ASSIGNED TASK — Set down the data below in full and exactly, minus the pictures.

MATERIAL PROVIDED —
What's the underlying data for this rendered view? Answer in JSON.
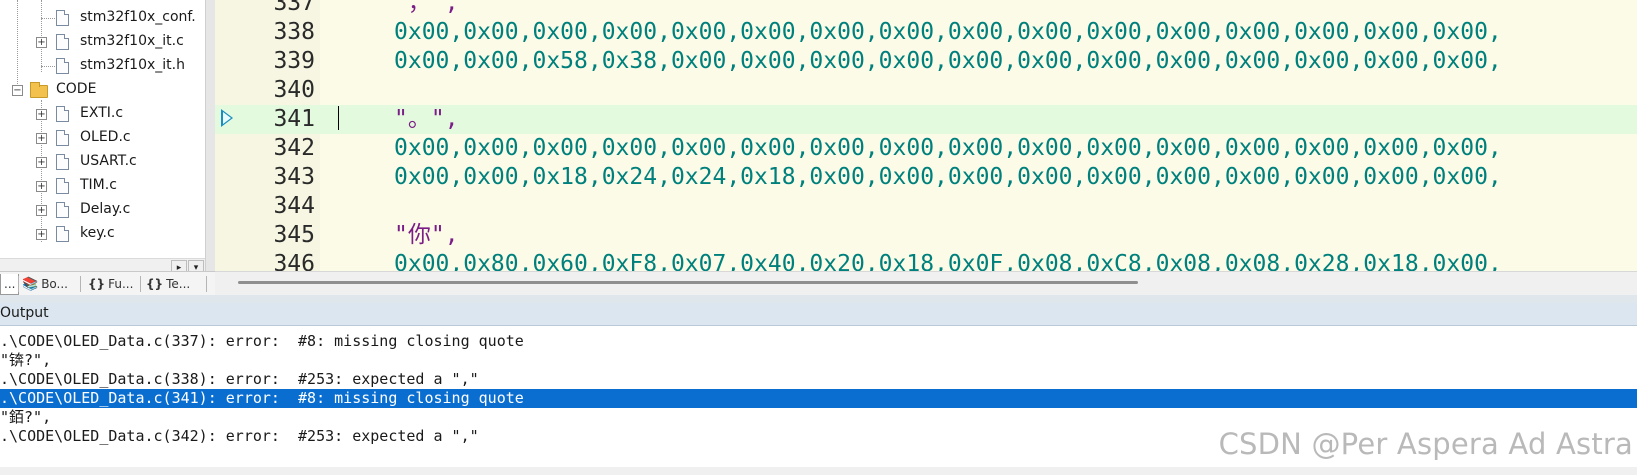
{
  "project_tree": {
    "items": [
      {
        "label": "stm32f10x_conf.",
        "type": "file",
        "expandable": false
      },
      {
        "label": "stm32f10x_it.c",
        "type": "file",
        "expandable": true
      },
      {
        "label": "stm32f10x_it.h",
        "type": "file",
        "expandable": false
      },
      {
        "label": "CODE",
        "type": "folder",
        "expandable": true
      },
      {
        "label": "EXTI.c",
        "type": "file",
        "expandable": true
      },
      {
        "label": "OLED.c",
        "type": "file",
        "expandable": true
      },
      {
        "label": "USART.c",
        "type": "file",
        "expandable": true
      },
      {
        "label": "TIM.c",
        "type": "file",
        "expandable": true
      },
      {
        "label": "Delay.c",
        "type": "file",
        "expandable": true
      },
      {
        "label": "key.c",
        "type": "file",
        "expandable": true
      }
    ],
    "expander_plus": "+",
    "expander_minus": "−",
    "scroll_right_glyph": "▸",
    "scroll_down_glyph": "▾"
  },
  "panel_tabs": [
    {
      "label": "...",
      "icon": "project-icon",
      "glyph": "",
      "active": true
    },
    {
      "label": "Bo...",
      "icon": "books-icon",
      "glyph": "📚",
      "active": false
    },
    {
      "label": "Fu...",
      "icon": "functions-icon",
      "glyph": "{}",
      "active": false
    },
    {
      "label": "Te...",
      "icon": "templates-icon",
      "glyph": "{}",
      "active": false
    }
  ],
  "editor": {
    "lines": [
      {
        "num": "337",
        "code": "\"，\",",
        "kind": "str"
      },
      {
        "num": "338",
        "code": "0x00,0x00,0x00,0x00,0x00,0x00,0x00,0x00,0x00,0x00,0x00,0x00,0x00,0x00,0x00,0x00,",
        "kind": "hex"
      },
      {
        "num": "339",
        "code": "0x00,0x00,0x58,0x38,0x00,0x00,0x00,0x00,0x00,0x00,0x00,0x00,0x00,0x00,0x00,0x00,",
        "kind": "hex"
      },
      {
        "num": "340",
        "code": "",
        "kind": "hex"
      },
      {
        "num": "341",
        "code": "\"。\",",
        "kind": "str"
      },
      {
        "num": "342",
        "code": "0x00,0x00,0x00,0x00,0x00,0x00,0x00,0x00,0x00,0x00,0x00,0x00,0x00,0x00,0x00,0x00,",
        "kind": "hex"
      },
      {
        "num": "343",
        "code": "0x00,0x00,0x18,0x24,0x24,0x18,0x00,0x00,0x00,0x00,0x00,0x00,0x00,0x00,0x00,0x00,",
        "kind": "hex"
      },
      {
        "num": "344",
        "code": "",
        "kind": "hex"
      },
      {
        "num": "345",
        "code": "\"你\",",
        "kind": "str"
      },
      {
        "num": "346",
        "code": "0x00,0x80,0x60,0xF8,0x07,0x40,0x20,0x18,0x0F,0x08,0xC8,0x08,0x08,0x28,0x18,0x00,",
        "kind": "hex"
      }
    ],
    "current_line": "341",
    "colors": {
      "hex": "#00807c",
      "string": "#7a1d86",
      "current_line_bg": "#e4fadf",
      "background": "#fbfbe8"
    }
  },
  "output": {
    "title": "Output",
    "lines": [
      ".\\CODE\\OLED_Data.c(337): error:  #8: missing closing quote",
      "\"锛?\",",
      ".\\CODE\\OLED_Data.c(338): error:  #253: expected a \",\"",
      ".\\CODE\\OLED_Data.c(341): error:  #8: missing closing quote",
      "\"銆?\",",
      ".\\CODE\\OLED_Data.c(342): error:  #253: expected a \",\""
    ],
    "selected_index": 3,
    "selection_color": "#0a6ed1"
  },
  "watermark": "CSDN @Per  Aspera Ad Astra"
}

RESPONSE AREA —
What's the underlying data for this rendered view? Answer in JSON.
{
  "project_tree": {
    "items": [
      {
        "label": "stm32f10x_conf.",
        "type": "file",
        "expandable": false
      },
      {
        "label": "stm32f10x_it.c",
        "type": "file",
        "expandable": true
      },
      {
        "label": "stm32f10x_it.h",
        "type": "file",
        "expandable": false
      },
      {
        "label": "CODE",
        "type": "folder",
        "expandable": true
      },
      {
        "label": "EXTI.c",
        "type": "file",
        "expandable": true
      },
      {
        "label": "OLED.c",
        "type": "file",
        "expandable": true
      },
      {
        "label": "USART.c",
        "type": "file",
        "expandable": true
      },
      {
        "label": "TIM.c",
        "type": "file",
        "expandable": true
      },
      {
        "label": "Delay.c",
        "type": "file",
        "expandable": true
      },
      {
        "label": "key.c",
        "type": "file",
        "expandable": true
      }
    ],
    "expander_plus": "+",
    "expander_minus": "−",
    "scroll_right_glyph": "▸",
    "scroll_down_glyph": "▾"
  },
  "panel_tabs": [
    {
      "label": "...",
      "icon": "project-icon",
      "glyph": "",
      "active": true
    },
    {
      "label": "Bo...",
      "icon": "books-icon",
      "glyph": "📚",
      "active": false
    },
    {
      "label": "Fu...",
      "icon": "functions-icon",
      "glyph": "{}",
      "active": false
    },
    {
      "label": "Te...",
      "icon": "templates-icon",
      "glyph": "{}",
      "active": false
    }
  ],
  "editor": {
    "lines": [
      {
        "num": "337",
        "code": "\"，\",",
        "kind": "str"
      },
      {
        "num": "338",
        "code": "0x00,0x00,0x00,0x00,0x00,0x00,0x00,0x00,0x00,0x00,0x00,0x00,0x00,0x00,0x00,0x00,",
        "kind": "hex"
      },
      {
        "num": "339",
        "code": "0x00,0x00,0x58,0x38,0x00,0x00,0x00,0x00,0x00,0x00,0x00,0x00,0x00,0x00,0x00,0x00,",
        "kind": "hex"
      },
      {
        "num": "340",
        "code": "",
        "kind": "hex"
      },
      {
        "num": "341",
        "code": "\"。\",",
        "kind": "str"
      },
      {
        "num": "342",
        "code": "0x00,0x00,0x00,0x00,0x00,0x00,0x00,0x00,0x00,0x00,0x00,0x00,0x00,0x00,0x00,0x00,",
        "kind": "hex"
      },
      {
        "num": "343",
        "code": "0x00,0x00,0x18,0x24,0x24,0x18,0x00,0x00,0x00,0x00,0x00,0x00,0x00,0x00,0x00,0x00,",
        "kind": "hex"
      },
      {
        "num": "344",
        "code": "",
        "kind": "hex"
      },
      {
        "num": "345",
        "code": "\"你\",",
        "kind": "str"
      },
      {
        "num": "346",
        "code": "0x00,0x80,0x60,0xF8,0x07,0x40,0x20,0x18,0x0F,0x08,0xC8,0x08,0x08,0x28,0x18,0x00,",
        "kind": "hex"
      }
    ],
    "current_line": "341",
    "colors": {
      "hex": "#00807c",
      "string": "#7a1d86",
      "current_line_bg": "#e4fadf",
      "background": "#fbfbe8"
    }
  },
  "output": {
    "title": "Output",
    "lines": [
      ".\\CODE\\OLED_Data.c(337): error:  #8: missing closing quote",
      "\"锛?\",",
      ".\\CODE\\OLED_Data.c(338): error:  #253: expected a \",\"",
      ".\\CODE\\OLED_Data.c(341): error:  #8: missing closing quote",
      "\"銆?\",",
      ".\\CODE\\OLED_Data.c(342): error:  #253: expected a \",\""
    ],
    "selected_index": 3,
    "selection_color": "#0a6ed1"
  },
  "watermark": "CSDN @Per  Aspera Ad Astra"
}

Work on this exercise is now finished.